Gregory Daco, chief economist at EY, echoes these sentiments. He notes that the underlying drivers of spending are not particularly reliable or sustainable. Dipping into savings is not an encouraging sign for households, according to Daco.
Furthermore, Daco emphasizes that real income growth is crucial for sustaining healthy consumer spending patterns. However, government data reveals that real personal disposable income, after taxes and adjusted for inflation, has experienced a decline for the third consecutive month, following a year of growth.
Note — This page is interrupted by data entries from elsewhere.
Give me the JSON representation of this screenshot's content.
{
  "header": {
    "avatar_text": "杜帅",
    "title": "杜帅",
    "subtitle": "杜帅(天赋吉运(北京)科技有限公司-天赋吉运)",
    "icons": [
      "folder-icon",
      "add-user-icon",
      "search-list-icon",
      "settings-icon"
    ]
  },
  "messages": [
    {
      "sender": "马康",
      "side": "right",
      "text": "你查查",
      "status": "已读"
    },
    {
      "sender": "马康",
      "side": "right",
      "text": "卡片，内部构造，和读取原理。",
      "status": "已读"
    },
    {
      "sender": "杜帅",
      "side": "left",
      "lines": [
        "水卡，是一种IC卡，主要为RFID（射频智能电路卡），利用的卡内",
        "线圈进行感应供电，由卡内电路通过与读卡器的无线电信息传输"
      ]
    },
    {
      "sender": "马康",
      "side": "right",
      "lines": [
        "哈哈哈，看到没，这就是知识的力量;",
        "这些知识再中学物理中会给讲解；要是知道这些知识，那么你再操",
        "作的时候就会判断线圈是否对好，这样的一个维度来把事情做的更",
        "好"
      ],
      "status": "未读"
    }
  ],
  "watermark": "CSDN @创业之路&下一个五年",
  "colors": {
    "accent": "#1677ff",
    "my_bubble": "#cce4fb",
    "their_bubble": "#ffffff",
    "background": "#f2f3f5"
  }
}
In light of these concerns, it becomes increasingly important to address the sustainability of current consumer spending levels and explore strategies that can foster lasting economic growth. With the decline in real income and dwindling savings, a careful reassessment of spending habits and financial planning is necessary moving forward.
The Unsustainable Dip in Savings
As the economic landscape continues to evolve, Americans are facing a concerning decline in their savings. The lasting impact of this trend raises questions about its sustainability and its effect on consumer spending.
A recent survey conducted by Bankrate revealed that nearly a third of Americans have experienced a decrease in their emergency funds since the beginning of the year. This reduction can largely be attributed to the higher prices and rising debt repayment costs that individuals are currently facing. In fact, inflation reached 3.7% in September according to the Bureau of Labor Statistics.
During the pandemic, government stimulus payments and limited spending opportunities enabled individuals to accumulate more savings than usual. In a survey conducted by the Federal Reserve, it was found that the average American household’s net worth surged by 37% from 2019 to 2022, placing them in the millionaire status.
However, the year 2023 has presented new challenges for consumers. The combination of high inflation and interest rates has started to impact households. Delinquency rates for auto loans and credit cards have been on the rise, revealing cracks in household balance sheets. This indicates that the excess savings accumulated during the pandemic have likely been depleted, especially for middle-income and low-income families. With the holiday season approaching, it is expected that households will face additional financial strain.
Furthermore, increased wealth does not necessarily translate into higher spending when individuals lack readily available cash. This is especially true when a significant portion of wealth is tied up in assets that are not easily sold, such as gains in the stock market.
The question arises: do people choose to spend their accumulated wealth, or do they continue accumulating it? According to experts, while individuals may be wealthier on paper, they do not necessarily have increased liquidity and accessibility to their assets.
In conclusion, the current dip in savings among Americans is raising concerns about its sustainability and its impact on consumer spending. As individuals navigate the economic landscape, it becomes crucial to assess their financial state and make informed decisions regarding their wealth and savings.